There was respect amongst all the road users. There was still a sense of urgency from some in their vans and utes. There was also a high degree of caution with a quest for self-preservation from cyclists. But there was also respect. And onwards we rolled… all annoyed by the regular red lights, but all able to get to our respective destinations without too much fuss.


Approaching one intersection, the driver of a van in the middle lane wanted to turn right but missed the right-turn lane and so he indicated and his brake lights turned a bright red. The drivers of the ute and the van that followed needed to take action. In a split-second a decision had to be made: stop, or try to merge into the left lane?


I saw the minor kafuffle unfolding and instinct dictated my subsequent action: raising my right hand from the handlebars, I gestured: ‘Take the lane mate.’ And I braked gently with my left hand to ease off the pace and allow a gap between me and the ute ahead of me to open up.


Travelling at 48km/h at that moment, the drivers who could eventually have been held up by the right-turning van in the middle lane easily navigated their vehicles into the space in front of me. And onwards we rolled… no fuss and a thumbs up gesture out the window. ‘Thanks mate.’


Of course there were other obstacles to look out for beyond an errant right-turning vehicle and regular red traffic lights. There are always the cateye reflectors on the road that can bounce a bike around a bit (more so if the rider is an old-school thinker, still with 120psi in the tyres – but that’s another story for another day). There are also a few potholes and rotten patches of tarmac. Sometimes, on a road like this, there can be parked cars or buses stopping to collect or deliver passengers… and so on.


It was a scene in traffic not unlike what you might have experienced around the same hour on any given morning. It happens the world over… and we all manage to coexist and get to our respective destinations. Well, we usually do.


Of course, alas, sometimes things do go awry. Accidents happen. And it can be devastating.


But on this Tuesday morning on Gardeners Road, it all clicked and we all rolled east. No fuss. Space for everyone. Hold your speed. ‘Thanks mate.’
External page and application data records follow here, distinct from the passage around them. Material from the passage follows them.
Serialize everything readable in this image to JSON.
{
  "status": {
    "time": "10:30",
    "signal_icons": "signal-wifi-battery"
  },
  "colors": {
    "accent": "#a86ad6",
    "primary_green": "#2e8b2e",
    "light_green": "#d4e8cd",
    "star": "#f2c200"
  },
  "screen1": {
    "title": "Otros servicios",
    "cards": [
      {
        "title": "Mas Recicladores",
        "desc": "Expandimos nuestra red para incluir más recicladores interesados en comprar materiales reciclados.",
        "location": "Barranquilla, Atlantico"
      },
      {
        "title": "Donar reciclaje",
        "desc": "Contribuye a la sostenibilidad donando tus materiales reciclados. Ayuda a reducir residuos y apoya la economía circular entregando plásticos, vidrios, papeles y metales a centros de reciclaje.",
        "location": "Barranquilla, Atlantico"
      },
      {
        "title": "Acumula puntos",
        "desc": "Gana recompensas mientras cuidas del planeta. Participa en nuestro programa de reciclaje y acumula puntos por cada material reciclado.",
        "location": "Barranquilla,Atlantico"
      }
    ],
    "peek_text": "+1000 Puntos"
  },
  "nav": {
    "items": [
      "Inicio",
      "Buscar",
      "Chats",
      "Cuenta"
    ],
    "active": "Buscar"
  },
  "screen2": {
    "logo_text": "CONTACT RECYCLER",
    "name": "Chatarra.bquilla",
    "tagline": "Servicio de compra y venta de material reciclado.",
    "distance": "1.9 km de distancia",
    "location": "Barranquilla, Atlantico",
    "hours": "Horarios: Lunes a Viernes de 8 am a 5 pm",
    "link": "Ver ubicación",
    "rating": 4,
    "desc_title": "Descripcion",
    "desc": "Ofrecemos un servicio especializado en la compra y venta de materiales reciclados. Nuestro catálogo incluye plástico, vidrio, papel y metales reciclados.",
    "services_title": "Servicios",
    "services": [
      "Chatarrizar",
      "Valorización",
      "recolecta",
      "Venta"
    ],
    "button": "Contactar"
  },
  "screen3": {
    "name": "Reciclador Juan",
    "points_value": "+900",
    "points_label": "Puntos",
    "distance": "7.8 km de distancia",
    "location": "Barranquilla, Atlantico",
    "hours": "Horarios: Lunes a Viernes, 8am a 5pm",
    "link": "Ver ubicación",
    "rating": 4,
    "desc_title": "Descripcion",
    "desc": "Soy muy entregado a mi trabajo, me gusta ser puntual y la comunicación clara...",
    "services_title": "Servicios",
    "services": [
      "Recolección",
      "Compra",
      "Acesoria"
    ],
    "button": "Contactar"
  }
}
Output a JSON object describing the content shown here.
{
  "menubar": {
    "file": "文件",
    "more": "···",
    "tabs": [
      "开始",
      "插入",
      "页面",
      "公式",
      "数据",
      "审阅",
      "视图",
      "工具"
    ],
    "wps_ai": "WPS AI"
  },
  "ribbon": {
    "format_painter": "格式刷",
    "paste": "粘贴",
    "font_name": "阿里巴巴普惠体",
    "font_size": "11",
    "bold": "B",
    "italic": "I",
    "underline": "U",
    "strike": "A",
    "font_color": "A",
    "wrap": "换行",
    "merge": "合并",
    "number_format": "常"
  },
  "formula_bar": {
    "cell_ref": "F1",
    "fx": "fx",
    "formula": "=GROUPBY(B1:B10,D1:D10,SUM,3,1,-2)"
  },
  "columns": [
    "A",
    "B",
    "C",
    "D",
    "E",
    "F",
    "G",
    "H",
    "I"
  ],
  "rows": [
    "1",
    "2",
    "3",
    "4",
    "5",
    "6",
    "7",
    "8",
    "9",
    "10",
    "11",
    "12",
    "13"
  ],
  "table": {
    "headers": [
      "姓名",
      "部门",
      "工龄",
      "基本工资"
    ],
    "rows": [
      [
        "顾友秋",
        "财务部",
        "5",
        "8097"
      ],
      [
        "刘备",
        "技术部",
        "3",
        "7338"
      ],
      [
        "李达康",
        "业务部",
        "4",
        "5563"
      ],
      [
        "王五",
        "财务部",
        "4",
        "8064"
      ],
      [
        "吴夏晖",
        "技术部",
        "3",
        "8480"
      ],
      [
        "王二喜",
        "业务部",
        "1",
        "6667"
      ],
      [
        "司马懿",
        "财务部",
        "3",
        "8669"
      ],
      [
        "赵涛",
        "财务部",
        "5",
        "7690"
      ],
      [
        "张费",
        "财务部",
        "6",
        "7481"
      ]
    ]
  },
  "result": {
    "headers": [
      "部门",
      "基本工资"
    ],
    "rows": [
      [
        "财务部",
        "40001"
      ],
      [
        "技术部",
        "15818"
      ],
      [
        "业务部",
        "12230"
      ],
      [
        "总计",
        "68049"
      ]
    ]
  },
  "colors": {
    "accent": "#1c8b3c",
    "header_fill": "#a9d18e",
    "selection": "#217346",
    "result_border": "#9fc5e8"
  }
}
It was only a few kilometres of such cooperation but it made a world of difference. A few utes and vans had their windows open and words could be exchanged. Often, in a setting such as this, the dialogue isn’t terribly kind. Sometimes it’s actually really quite vulgar and I’m shocked at the variety of ways in which one word in particular can be utilised… I’ve even heard that word used almost exclusively to form a sentence, only using variations of the end to get the message across – eg. ‘You —-ing stupid —-, you’re —-ed. —- off!’


You probably know what I’m talking about. But when you hear it (or when you say it, or even when you read an example of such an exchange) it’s harsh and abrasive and not the ideal way to start the day. What’s better? ‘Thanks mate.


That’s how it was on Tuesday morning. For a brief moment, there was cohesion and cooperation. There was respect amidst a degree of urgency. But there weren’t any hassles, there wasn’t any fuss. There was no touch on the hip with a mirror, no harsh braking, no swearing, and no crashing sounds… and onwards we rolled. ‘Thanks mate.’


There was respect. And that made a huge difference to what turned into a fabulous ride before work. It was oh-so easy. It was oh-so logical.


It is obvious that if we all show a bit of respect, we’ll get to where we want to go without much fuss. It might cost us a micro-second here or there. It might even delay us the amount of time it takes for the traffic lights to go through a sequence. But we’ll get there eventually. And we’ll get there in one piece, without incident, without consequence, without angst and without any need for abuse or aggression.


To all the tradies who were part of that gentle cooperative flow in the traffic yesterday, thanks!



– By Rob Arnold